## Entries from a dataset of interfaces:
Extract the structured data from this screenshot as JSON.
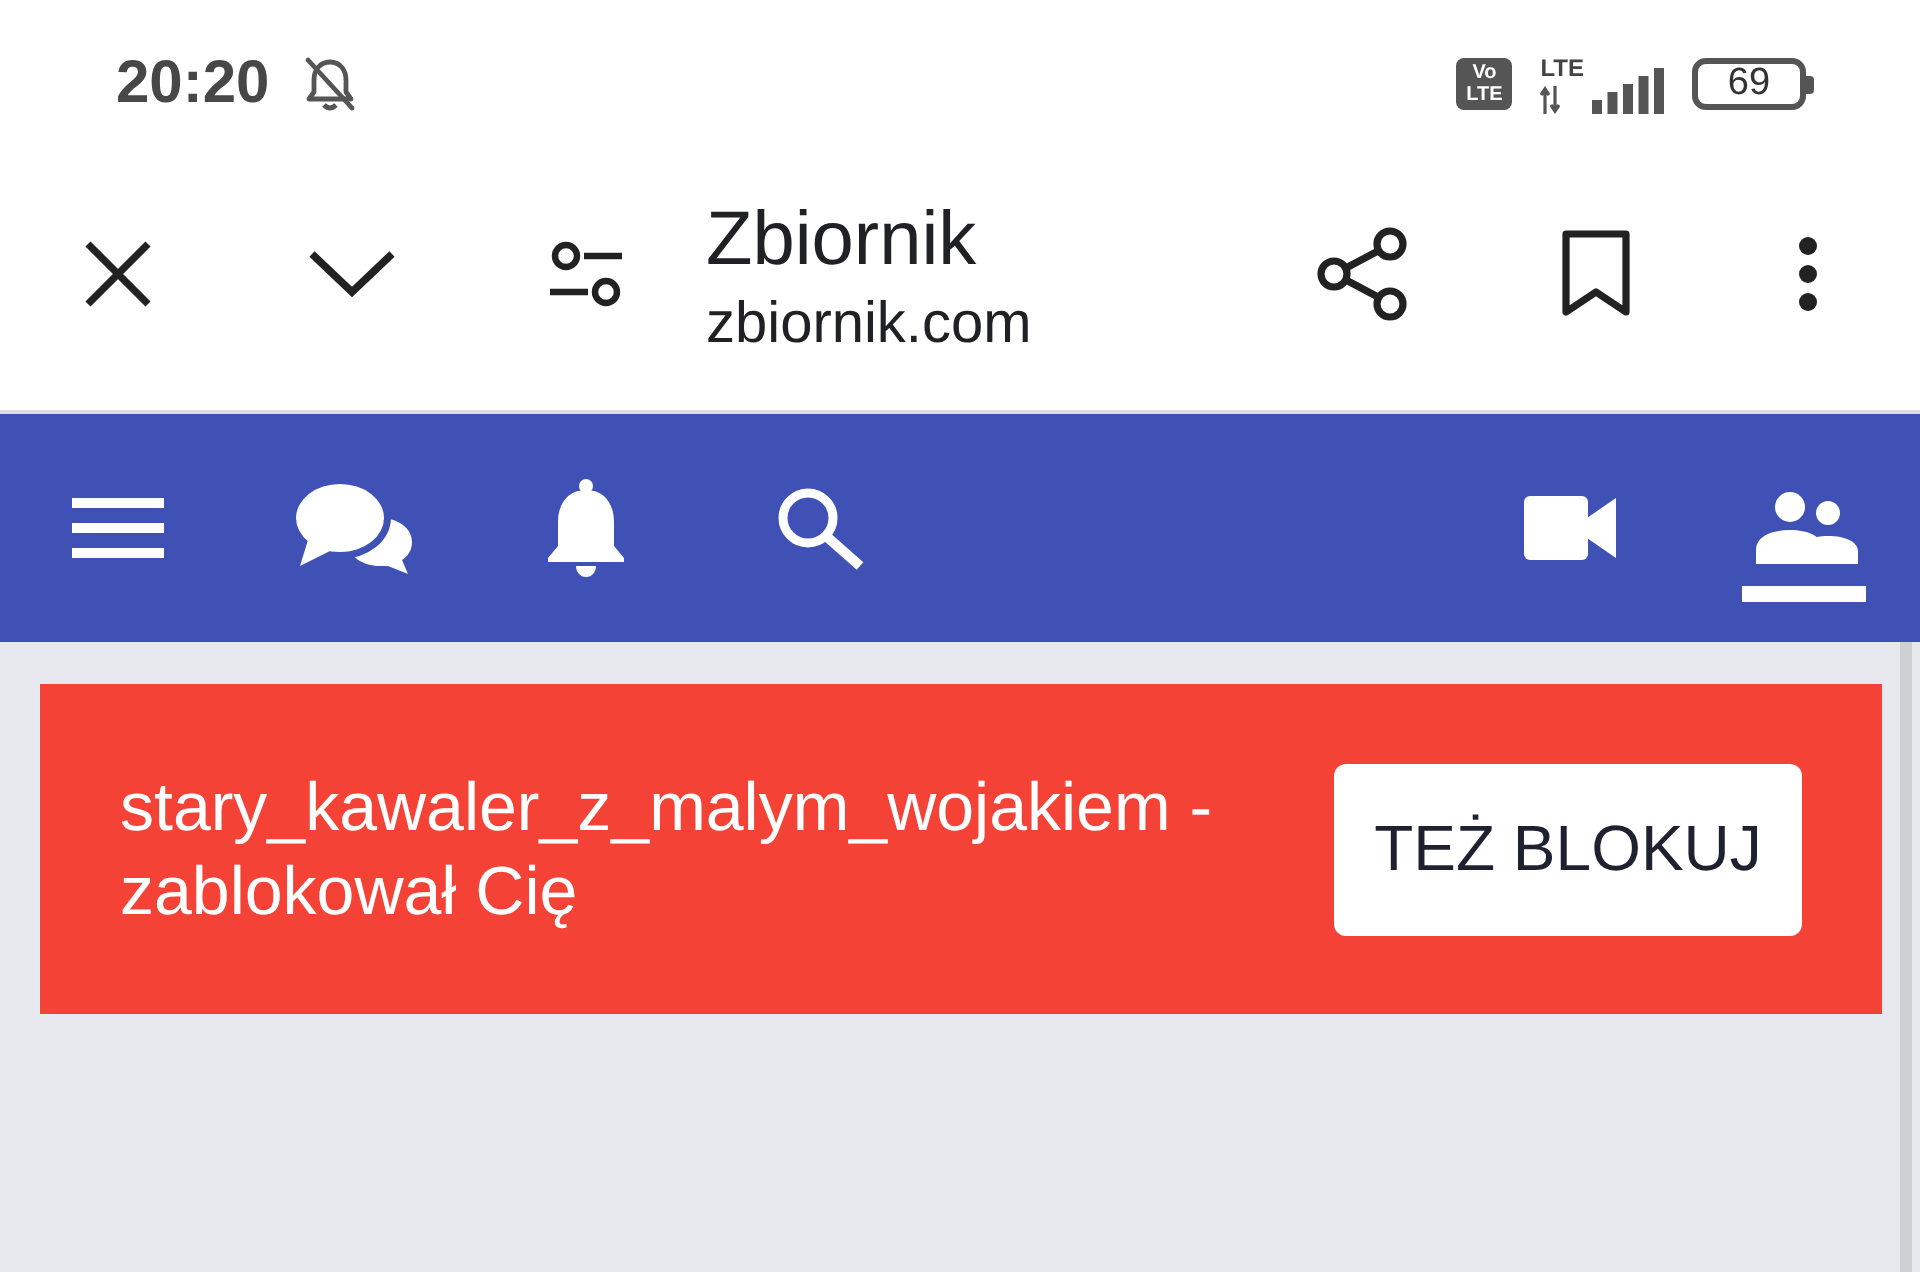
{
  "status_bar": {
    "time": "20:20",
    "volte_badge": "Vo LTE",
    "network_type": "LTE",
    "battery": "69"
  },
  "toolbar": {
    "title": "Zbiornik",
    "url": "zbiornik.com"
  },
  "nav": {
    "items": [
      {
        "selected": false
      },
      {
        "selected": false
      },
      {
        "selected": false
      },
      {
        "selected": false
      },
      {
        "selected": false
      },
      {
        "selected": true
      }
    ]
  },
  "banner": {
    "message": "stary_kawaler_z_malym_wojakiem - zablokował Cię",
    "button": "TEŻ BLOKUJ"
  }
}
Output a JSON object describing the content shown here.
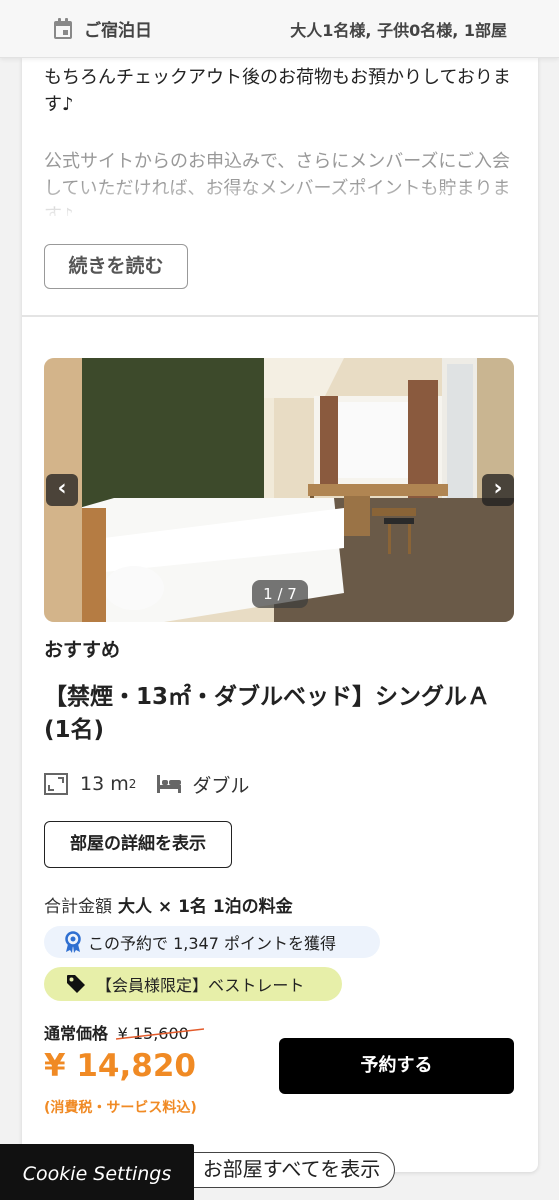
{
  "header": {
    "stay_label": "ご宿泊日",
    "guests": "大人1名様, 子供0名様, 1部屋",
    "calendar_icon": "calendar-icon"
  },
  "description": {
    "line1": "もちろんチェックアウト後のお荷物もお預かりしております♪",
    "line2": "公式サイトからのお申込みで、さらにメンバーズにご入会していただければ、お得なメンバーズポイントも貯まります♪",
    "read_more": "続きを読む"
  },
  "room": {
    "photo_counter": "1 / 7",
    "prev_icon": "chevron-left-icon",
    "next_icon": "chevron-right-icon",
    "tag": "おすすめ",
    "name": "【禁煙・13㎡・ダブルベッド】シングルＡ(1名)",
    "size_value": "13 m",
    "size_exp": "2",
    "bed_type": "ダブル",
    "details_button": "部屋の詳細を表示",
    "total_label": "合計金額",
    "total_detail": "大人 × 1名 1泊の料金",
    "points_text": "この予約で 1,347 ポイントを獲得",
    "rate_text": "【会員様限定】ベストレート",
    "regular_label": "通常価格",
    "regular_price": "¥ 15,600",
    "price": "¥ 14,820",
    "tax_note": "(消費税・サービス料込)",
    "book_button": "予約する"
  },
  "footer": {
    "show_all": "お部屋すべてを表示",
    "cookie_settings": "Cookie Settings"
  },
  "colors": {
    "price": "#f08a24",
    "points_bg": "#edf3fc",
    "rate_bg": "#e7efa9",
    "book_bg": "#000000"
  }
}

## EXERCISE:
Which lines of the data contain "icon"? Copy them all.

## REPLY TO THE EXERCISE:
    "calendar_icon": "calendar-icon"
    "prev_icon": "chevron-left-icon",
    "next_icon": "chevron-right-icon",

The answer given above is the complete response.